[Start of section]
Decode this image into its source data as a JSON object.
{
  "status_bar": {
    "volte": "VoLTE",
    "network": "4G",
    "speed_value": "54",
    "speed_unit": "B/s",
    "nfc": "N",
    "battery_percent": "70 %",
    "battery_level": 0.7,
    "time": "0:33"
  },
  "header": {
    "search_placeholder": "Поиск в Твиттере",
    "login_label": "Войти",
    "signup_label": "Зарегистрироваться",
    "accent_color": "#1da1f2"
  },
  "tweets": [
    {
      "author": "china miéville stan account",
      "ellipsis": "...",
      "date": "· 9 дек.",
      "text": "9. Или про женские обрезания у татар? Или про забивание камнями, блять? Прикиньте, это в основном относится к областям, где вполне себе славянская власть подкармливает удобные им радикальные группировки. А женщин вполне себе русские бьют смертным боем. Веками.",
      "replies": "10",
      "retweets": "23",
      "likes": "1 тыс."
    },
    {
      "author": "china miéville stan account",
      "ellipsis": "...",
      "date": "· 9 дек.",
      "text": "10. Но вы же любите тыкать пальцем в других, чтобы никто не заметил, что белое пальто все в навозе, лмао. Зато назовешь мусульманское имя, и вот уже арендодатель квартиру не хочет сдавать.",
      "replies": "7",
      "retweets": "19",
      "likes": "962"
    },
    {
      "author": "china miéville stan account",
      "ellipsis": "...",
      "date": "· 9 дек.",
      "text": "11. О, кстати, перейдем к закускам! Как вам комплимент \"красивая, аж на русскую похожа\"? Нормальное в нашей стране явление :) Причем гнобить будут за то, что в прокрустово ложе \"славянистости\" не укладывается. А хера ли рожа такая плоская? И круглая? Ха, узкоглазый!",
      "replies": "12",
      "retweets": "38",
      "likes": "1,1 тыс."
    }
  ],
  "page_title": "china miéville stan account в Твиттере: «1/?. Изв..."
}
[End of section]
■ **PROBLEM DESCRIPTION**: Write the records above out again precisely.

■ **COMPLETED TASK**:
Decode this image into its source data as a JSON object.
{
  "status_bar": {
    "volte": "VoLTE",
    "network": "4G",
    "speed_value": "54",
    "speed_unit": "B/s",
    "nfc": "N",
    "battery_percent": "70 %",
    "battery_level": 0.7,
    "time": "0:33"
  },
  "header": {
    "search_placeholder": "Поиск в Твиттере",
    "login_label": "Войти",
    "signup_label": "Зарегистрироваться",
    "accent_color": "#1da1f2"
  },
  "tweets": [
    {
      "author": "china miéville stan account",
      "ellipsis": "...",
      "date": "· 9 дек.",
      "text": "9. Или про женские обрезания у татар? Или про забивание камнями, блять? Прикиньте, это в основном относится к областям, где вполне себе славянская власть подкармливает удобные им радикальные группировки. А женщин вполне себе русские бьют смертным боем. Веками.",
      "replies": "10",
      "retweets": "23",
      "likes": "1 тыс."
    },
    {
      "author": "china miéville stan account",
      "ellipsis": "...",
      "date": "· 9 дек.",
      "text": "10. Но вы же любите тыкать пальцем в других, чтобы никто не заметил, что белое пальто все в навозе, лмао. Зато назовешь мусульманское имя, и вот уже арендодатель квартиру не хочет сдавать.",
      "replies": "7",
      "retweets": "19",
      "likes": "962"
    },
    {
      "author": "china miéville stan account",
      "ellipsis": "...",
      "date": "· 9 дек.",
      "text": "11. О, кстати, перейдем к закускам! Как вам комплимент \"красивая, аж на русскую похожа\"? Нормальное в нашей стране явление :) Причем гнобить будут за то, что в прокрустово ложе \"славянистости\" не укладывается. А хера ли рожа такая плоская? И круглая? Ха, узкоглазый!",
      "replies": "12",
      "retweets": "38",
      "likes": "1,1 тыс."
    }
  ],
  "page_title": "china miéville stan account в Твиттере: «1/?. Изв..."
}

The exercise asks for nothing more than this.